* _TASK DESCRIPTION_
Your answer should be every line with the word "JSON", copied from the data below.

[App and web page records]

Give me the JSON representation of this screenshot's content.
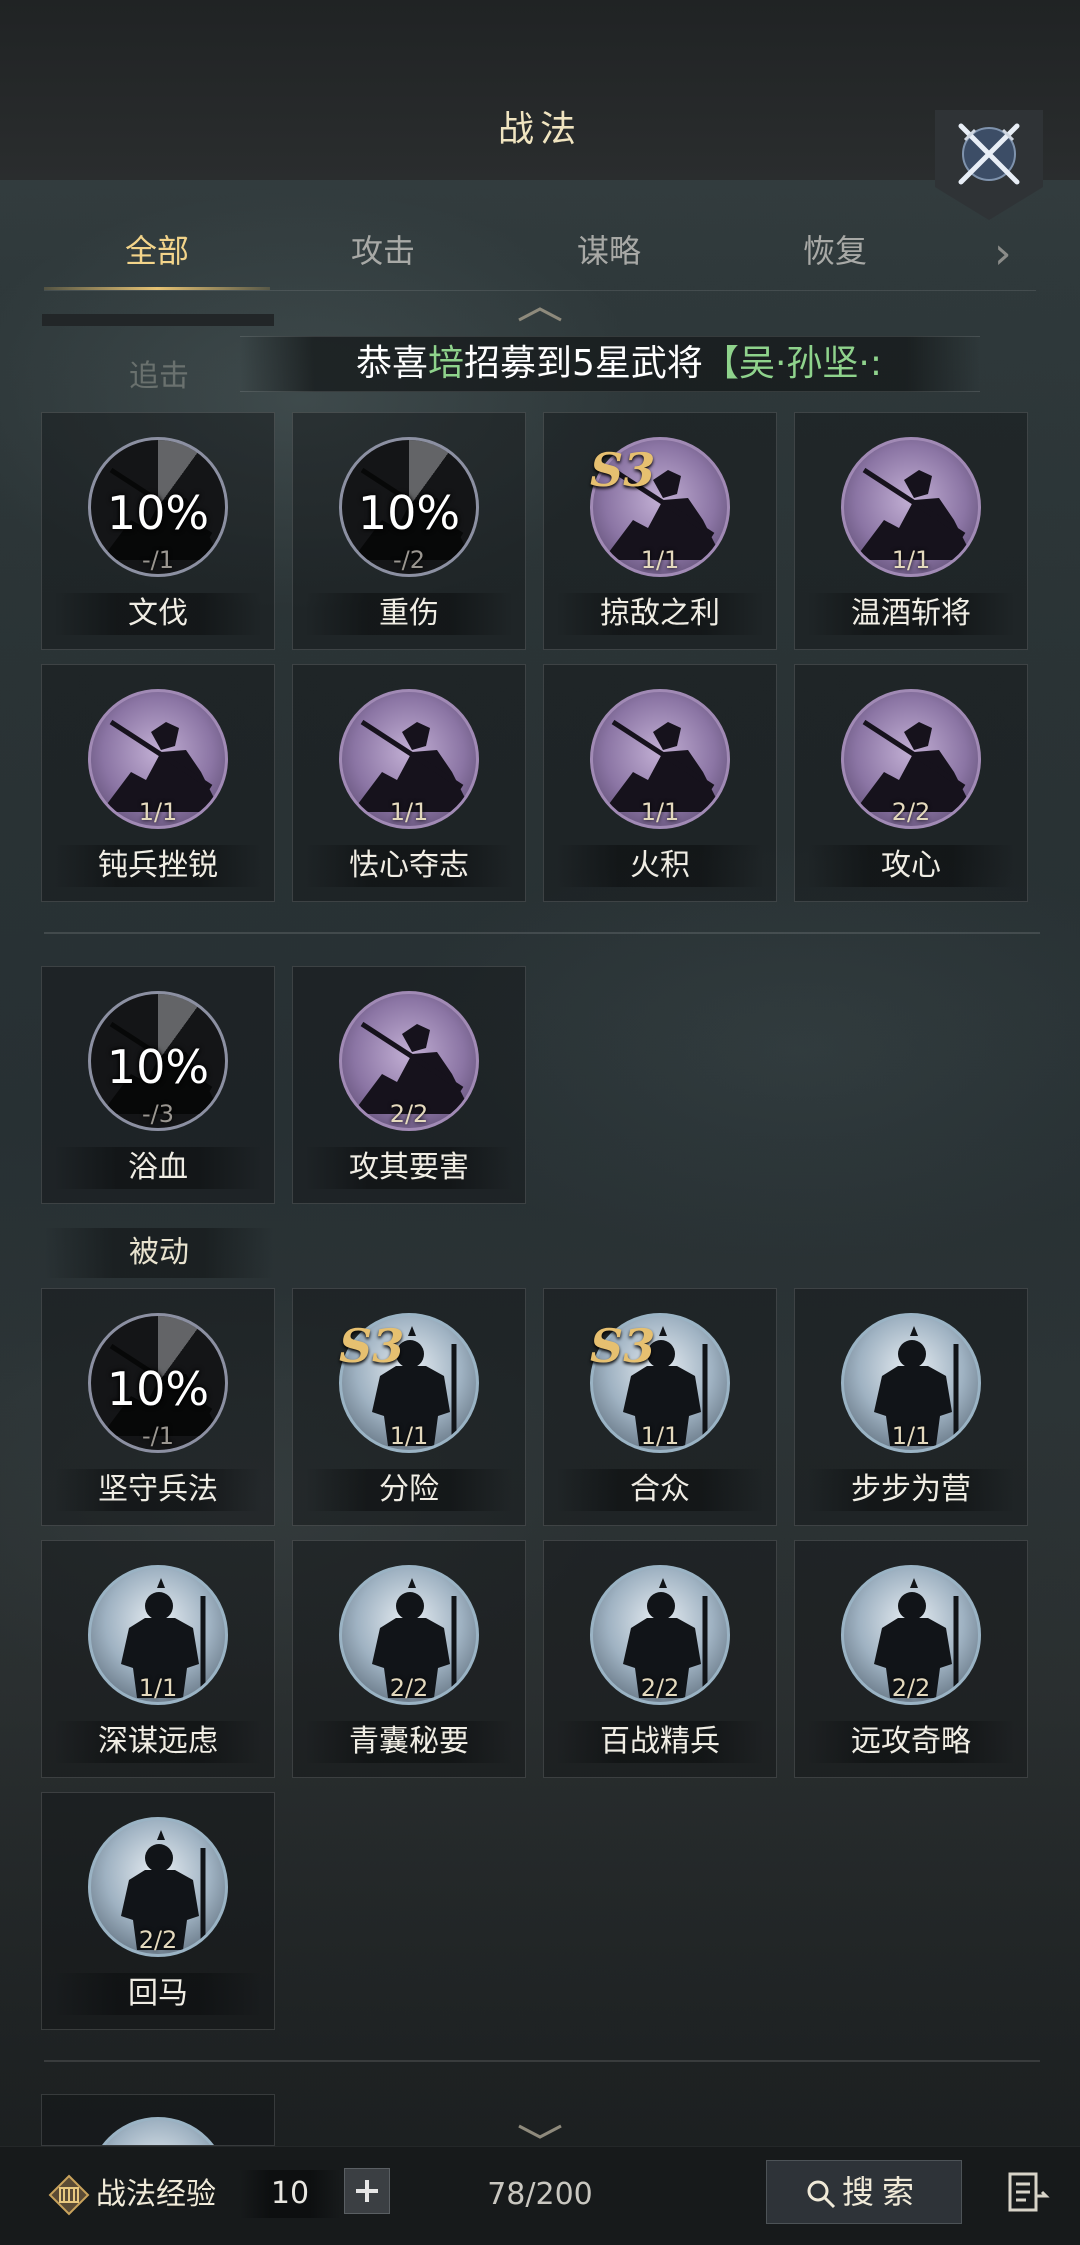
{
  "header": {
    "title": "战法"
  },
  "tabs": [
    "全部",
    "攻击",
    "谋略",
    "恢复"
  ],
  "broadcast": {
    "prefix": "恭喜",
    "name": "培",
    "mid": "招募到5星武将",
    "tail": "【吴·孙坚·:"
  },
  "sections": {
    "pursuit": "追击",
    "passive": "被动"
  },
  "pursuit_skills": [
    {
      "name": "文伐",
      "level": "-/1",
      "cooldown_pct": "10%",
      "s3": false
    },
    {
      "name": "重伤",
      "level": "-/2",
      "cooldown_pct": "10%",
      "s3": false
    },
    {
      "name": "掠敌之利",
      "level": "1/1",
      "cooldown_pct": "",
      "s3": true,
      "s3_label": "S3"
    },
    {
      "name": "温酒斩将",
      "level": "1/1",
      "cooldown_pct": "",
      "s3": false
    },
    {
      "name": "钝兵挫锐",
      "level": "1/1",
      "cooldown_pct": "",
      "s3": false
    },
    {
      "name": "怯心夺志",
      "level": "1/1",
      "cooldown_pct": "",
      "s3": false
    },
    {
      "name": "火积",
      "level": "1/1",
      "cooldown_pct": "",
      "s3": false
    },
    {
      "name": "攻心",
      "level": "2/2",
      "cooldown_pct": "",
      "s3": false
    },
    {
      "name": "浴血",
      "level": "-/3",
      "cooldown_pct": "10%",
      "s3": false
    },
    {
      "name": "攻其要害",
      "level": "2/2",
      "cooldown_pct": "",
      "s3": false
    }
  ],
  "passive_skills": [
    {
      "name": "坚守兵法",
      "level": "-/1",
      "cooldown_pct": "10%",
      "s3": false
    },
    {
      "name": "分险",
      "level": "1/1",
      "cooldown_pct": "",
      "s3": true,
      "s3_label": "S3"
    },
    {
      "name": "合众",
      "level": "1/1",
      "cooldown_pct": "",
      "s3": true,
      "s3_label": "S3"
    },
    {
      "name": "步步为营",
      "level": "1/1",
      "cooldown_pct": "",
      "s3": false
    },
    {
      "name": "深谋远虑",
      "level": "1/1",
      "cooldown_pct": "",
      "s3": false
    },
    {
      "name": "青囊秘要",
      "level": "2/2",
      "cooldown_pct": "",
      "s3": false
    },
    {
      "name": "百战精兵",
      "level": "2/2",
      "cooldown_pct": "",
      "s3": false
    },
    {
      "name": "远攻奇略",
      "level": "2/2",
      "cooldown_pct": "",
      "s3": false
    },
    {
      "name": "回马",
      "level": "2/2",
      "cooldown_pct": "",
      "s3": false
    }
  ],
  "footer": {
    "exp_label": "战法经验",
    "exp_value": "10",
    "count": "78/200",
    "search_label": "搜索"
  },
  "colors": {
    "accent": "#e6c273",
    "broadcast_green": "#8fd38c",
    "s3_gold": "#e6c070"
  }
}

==

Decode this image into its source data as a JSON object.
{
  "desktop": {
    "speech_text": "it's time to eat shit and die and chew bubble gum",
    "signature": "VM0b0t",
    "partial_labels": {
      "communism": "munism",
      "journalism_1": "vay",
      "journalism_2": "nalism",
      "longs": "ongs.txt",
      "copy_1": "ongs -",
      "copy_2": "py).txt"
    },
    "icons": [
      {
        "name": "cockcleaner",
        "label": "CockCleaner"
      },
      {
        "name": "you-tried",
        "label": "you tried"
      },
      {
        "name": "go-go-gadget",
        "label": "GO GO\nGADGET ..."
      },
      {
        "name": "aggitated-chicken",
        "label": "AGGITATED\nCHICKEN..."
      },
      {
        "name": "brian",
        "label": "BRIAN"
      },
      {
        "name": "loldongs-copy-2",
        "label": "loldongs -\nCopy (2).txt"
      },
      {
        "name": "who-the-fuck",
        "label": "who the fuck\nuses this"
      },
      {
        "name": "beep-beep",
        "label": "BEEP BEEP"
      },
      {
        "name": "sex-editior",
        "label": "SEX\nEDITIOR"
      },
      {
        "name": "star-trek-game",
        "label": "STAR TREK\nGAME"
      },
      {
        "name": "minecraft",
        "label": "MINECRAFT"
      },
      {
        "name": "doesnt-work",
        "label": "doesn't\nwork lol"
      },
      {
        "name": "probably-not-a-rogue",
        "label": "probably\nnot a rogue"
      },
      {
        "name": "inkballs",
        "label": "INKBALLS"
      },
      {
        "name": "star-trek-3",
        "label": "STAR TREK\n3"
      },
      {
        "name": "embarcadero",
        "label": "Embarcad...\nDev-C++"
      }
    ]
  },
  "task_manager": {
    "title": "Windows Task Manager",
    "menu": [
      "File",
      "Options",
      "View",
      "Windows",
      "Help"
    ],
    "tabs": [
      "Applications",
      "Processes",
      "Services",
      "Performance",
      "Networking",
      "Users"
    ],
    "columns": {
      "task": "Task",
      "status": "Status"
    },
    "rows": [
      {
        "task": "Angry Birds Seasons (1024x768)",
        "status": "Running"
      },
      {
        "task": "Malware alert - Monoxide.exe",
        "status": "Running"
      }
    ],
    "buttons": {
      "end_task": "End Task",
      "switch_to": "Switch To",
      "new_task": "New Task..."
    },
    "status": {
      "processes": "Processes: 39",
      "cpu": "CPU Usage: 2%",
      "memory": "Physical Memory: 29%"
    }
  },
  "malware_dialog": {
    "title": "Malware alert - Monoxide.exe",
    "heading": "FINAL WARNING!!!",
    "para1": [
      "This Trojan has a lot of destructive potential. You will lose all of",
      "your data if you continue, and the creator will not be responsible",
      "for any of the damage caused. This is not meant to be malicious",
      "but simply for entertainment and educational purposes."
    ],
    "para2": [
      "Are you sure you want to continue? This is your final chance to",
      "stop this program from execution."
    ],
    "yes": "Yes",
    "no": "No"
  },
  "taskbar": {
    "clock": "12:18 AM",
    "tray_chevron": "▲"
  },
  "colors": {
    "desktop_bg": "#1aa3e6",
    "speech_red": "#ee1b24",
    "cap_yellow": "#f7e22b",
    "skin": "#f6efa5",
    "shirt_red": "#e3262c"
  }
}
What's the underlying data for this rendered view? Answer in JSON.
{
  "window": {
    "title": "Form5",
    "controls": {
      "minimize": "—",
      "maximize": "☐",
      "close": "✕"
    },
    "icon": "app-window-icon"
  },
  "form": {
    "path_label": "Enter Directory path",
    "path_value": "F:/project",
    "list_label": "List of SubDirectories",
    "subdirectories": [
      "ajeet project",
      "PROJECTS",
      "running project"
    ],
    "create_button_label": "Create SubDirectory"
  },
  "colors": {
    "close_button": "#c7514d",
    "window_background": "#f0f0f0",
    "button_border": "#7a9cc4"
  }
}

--

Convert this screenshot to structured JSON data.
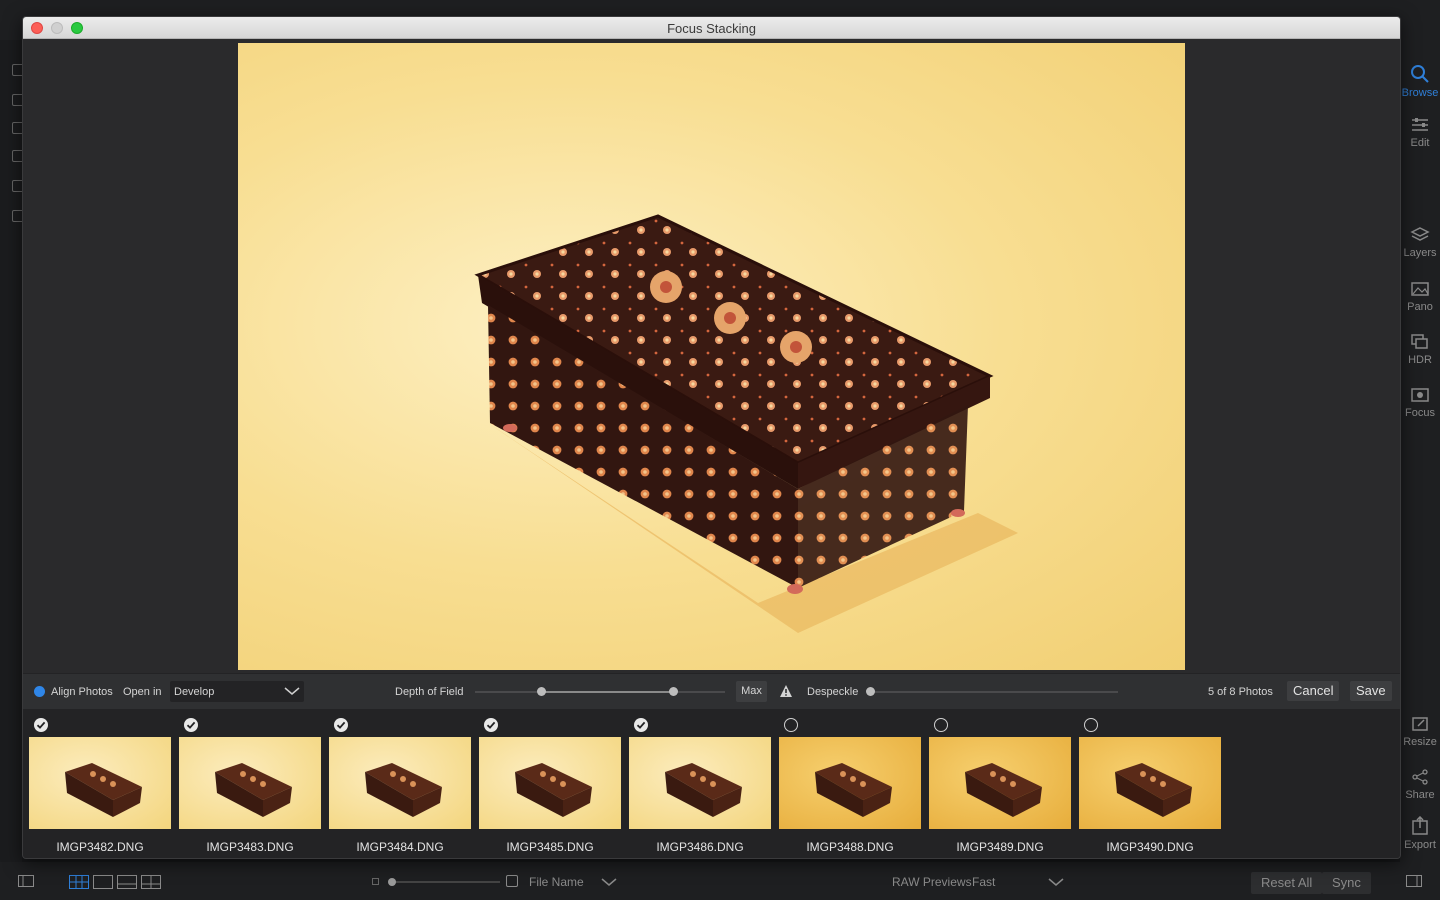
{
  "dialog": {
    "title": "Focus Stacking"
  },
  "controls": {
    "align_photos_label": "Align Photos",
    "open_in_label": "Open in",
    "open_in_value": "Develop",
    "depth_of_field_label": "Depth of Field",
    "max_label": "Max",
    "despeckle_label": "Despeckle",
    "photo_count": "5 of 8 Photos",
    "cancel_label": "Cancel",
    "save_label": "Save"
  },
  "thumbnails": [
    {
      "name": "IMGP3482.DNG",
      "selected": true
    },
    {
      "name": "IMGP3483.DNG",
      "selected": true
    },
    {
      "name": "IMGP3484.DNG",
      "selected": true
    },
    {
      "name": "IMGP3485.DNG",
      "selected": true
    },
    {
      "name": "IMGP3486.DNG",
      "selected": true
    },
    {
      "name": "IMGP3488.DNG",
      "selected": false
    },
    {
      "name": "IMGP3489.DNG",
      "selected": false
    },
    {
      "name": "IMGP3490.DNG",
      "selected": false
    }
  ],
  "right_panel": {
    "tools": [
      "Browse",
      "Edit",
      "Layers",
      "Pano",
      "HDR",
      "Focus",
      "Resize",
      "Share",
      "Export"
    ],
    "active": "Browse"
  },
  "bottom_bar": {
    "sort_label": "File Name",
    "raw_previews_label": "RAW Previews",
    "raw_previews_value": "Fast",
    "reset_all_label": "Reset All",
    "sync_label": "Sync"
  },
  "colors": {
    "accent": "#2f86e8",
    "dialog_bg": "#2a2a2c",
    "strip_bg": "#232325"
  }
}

* _COMPLETED EXERCISE_
Give me the JSON representation of this screenshot's content.
Decode this image into its source data as a JSON object.
What's the underlying data for this rendered view? Answer in JSON.
Convert this screenshot to structured JSON data.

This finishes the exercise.